Enough Keynesianism. Time for Tax Reform
(Photo via the Treasury Flickr feed)
Policymakers in Washington have adopted a fundamentally Keynesian response to the Great Recession, but not all economists agree with the administration’s strategies for economic growth. In fact, many economists are more interested in addressing long-term economic problems that confound entrepreneurs and make business investment challenging. The best place to start may be the ossified federal tax code: roughly 74,000 pages of code, IRS rulings, and regulations fashioned together by high-powered lawyers and lobbyists who prefer to ply their trade in the halls of Congress, safe from market forces and the gales of creative destruction.

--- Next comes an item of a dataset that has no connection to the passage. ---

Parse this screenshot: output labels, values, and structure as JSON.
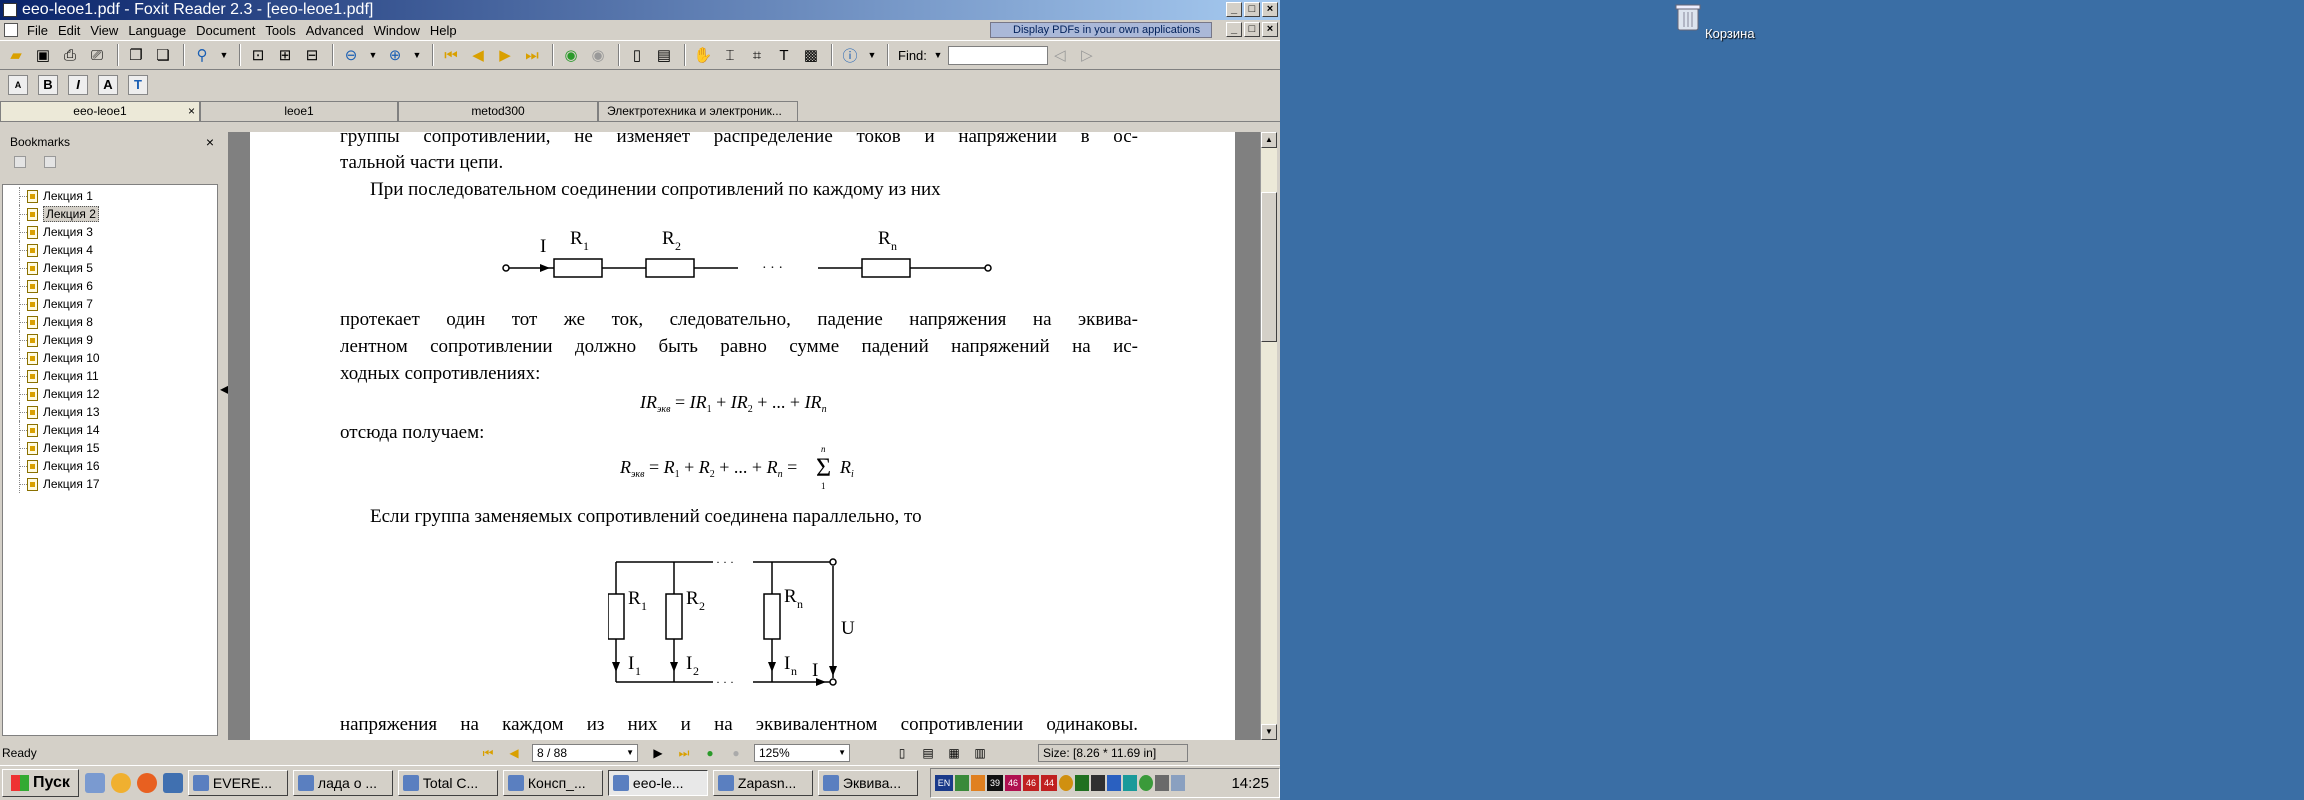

According to the federal government’s latest Information Collection Budget, the public spent more than 9 billion hours responding to federal paperwork requirements. That’s more than 380,000 days that could have been used to do something more productive. And roughly 75 percent of this paperwork burden derives from the federal tax code. Indeed, instructions included with the standard tax return suggest it takes 16 hours and $270 to complete the typical 1040 form.
The ideal tax code should collect the revenue needed to fund the required functions of government in an efficient and transparent manner. Unfortunately, the U.S. federal tax code has become one of the most complicated tax systems in the world, and its workings are anything but transparent. The tax code has become a tool for social engineering and economic planning that doles out revenue to favored interest groups and political constituents. One study by the Tax Foundation noted that loopholes carved out of the tax code total over $1 trillion—7 percent of GDP.
Because of its complexities, the tax code exacerbates poorly crafted public policies. The wind production tax credit, for example, has encouraged billions in investments in technologies that have yet to be proved viable on their own. And the sacrosanct mortgage interest tax deduction surely played a role in the housing frenzy leading up to the 2008 collapse. Even worse, the tax code treats individuals differently based not on their income, but on how that income is used.
For example, renters with no mortgage interest deduction shouldered the burden of bailing out banks equally with those speculating in the housing market. In a sense, the tax code penalized the prudent behavior of renters while those flipping houses were enjoying a healthy subsidy through the tax code.
Not only is the current tax code distortionary, but it relies on a static and unmoving vision of the economy that is poorly designed to deal with innovation and technological advance. Consider the Marketplace Fairness Act, which was introduced to impose new taxes on e-commerce in an attempt to assuage brick and mortar retailers. Despite the fact that internet retailers see none of the benefits of those taxes, such as police and fire services that brick and mortar retailers enjoy, lobbyists are gathering in Washington for the latest assault on the tax code. Such debates play out every year, because the tax code has become a tool for policy rather than a means to fund the government.
All these discrepancies suggest that the tax code should be revisited. Political interests have modified and distorted the code to the point where even tax professionals have difficulties have difficulties understanding it. The American public, consumers and businesses alike, would be better served by a broader-based, flat tax that is simple, fair, and honest. Investments would be driven by entrepreneurship, not politics, and both new and old technologies would be on equal footing, with no need to petition Congress for special tax treatment.
As Adam Smith put is so simply in 1776, “Every tax ought to be so contrived as both to take out and keep out of the pockets of the people as little as possible, over and above what it brings into the public treasury.” The tax code should be simple and easily understood by taxpayers trying to calculate their tax burden. In addition, it should be efficient, collecting the required revenues in a manner that imposes the least cost on individual taxpayers. The tax code should be fair, applying the same principles to all taxpayers. And above all, taxes should be low, allowing taxpayers to keep hard-earned dollars rather than send them to Washington. On all these accounts, the current system is a failure. There has been plenty of talk recently about loopholes and crony capitalism; perhaps it’s time to cut to the heart of the issue with an overhaul of the tax system.